(Action item) Every entry in the following listing must be restated word for word, though not its pictures.
** Opening Data extracts block **
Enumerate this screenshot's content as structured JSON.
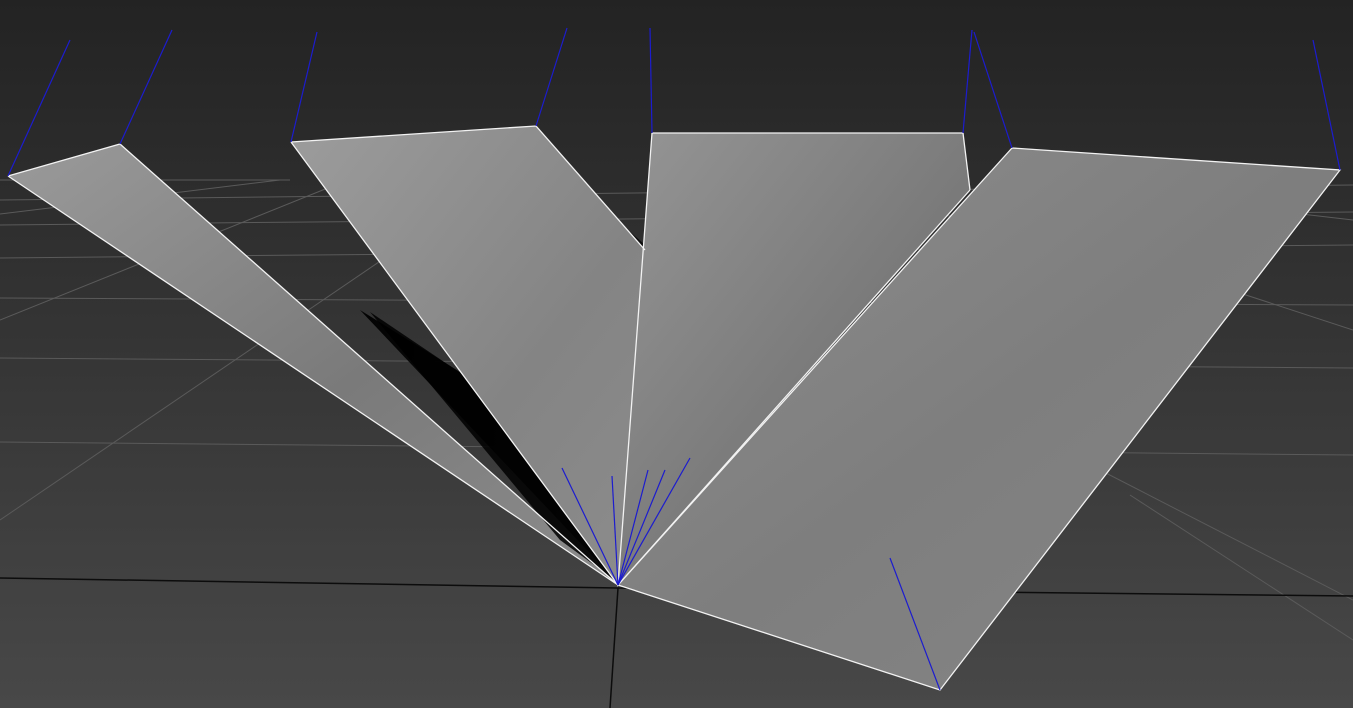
{
  "viewport": {
    "view": "perspective",
    "background_top_color": "#232323",
    "background_bottom_color": "#484848",
    "grid_color": "#5a5a5a",
    "world_axis_color": "#0c0c0c",
    "shading_mode": "smooth",
    "show_edges": true,
    "show_normals": true,
    "show_grid": true
  },
  "mesh": {
    "name": "",
    "face_count": 4,
    "shared_vertex": "fan-center",
    "face_color": "#8a8a8a",
    "edge_color": "#f2f2f2",
    "normal_color": "#1c1ccf"
  },
  "faces": [
    {
      "id": "face-1",
      "shade": "#8d8d8d",
      "shadow_side": "#161616"
    },
    {
      "id": "face-2",
      "shade": "#909090",
      "shadow_side": "#0e0e0e"
    },
    {
      "id": "face-3",
      "shade": "#8c8c8c",
      "shadow_side": "#121212"
    },
    {
      "id": "face-4",
      "shade": "#878787",
      "shadow_side": "#303030"
    }
  ]
}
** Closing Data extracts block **
(Task answer)
Enumerate this screenshot's content as structured JSON.
{
  "viewport": {
    "view": "perspective",
    "background_top_color": "#232323",
    "background_bottom_color": "#484848",
    "grid_color": "#5a5a5a",
    "world_axis_color": "#0c0c0c",
    "shading_mode": "smooth",
    "show_edges": true,
    "show_normals": true,
    "show_grid": true
  },
  "mesh": {
    "name": "",
    "face_count": 4,
    "shared_vertex": "fan-center",
    "face_color": "#8a8a8a",
    "edge_color": "#f2f2f2",
    "normal_color": "#1c1ccf"
  },
  "faces": [
    {
      "id": "face-1",
      "shade": "#8d8d8d",
      "shadow_side": "#161616"
    },
    {
      "id": "face-2",
      "shade": "#909090",
      "shadow_side": "#0e0e0e"
    },
    {
      "id": "face-3",
      "shade": "#8c8c8c",
      "shadow_side": "#121212"
    },
    {
      "id": "face-4",
      "shade": "#878787",
      "shadow_side": "#303030"
    }
  ]
}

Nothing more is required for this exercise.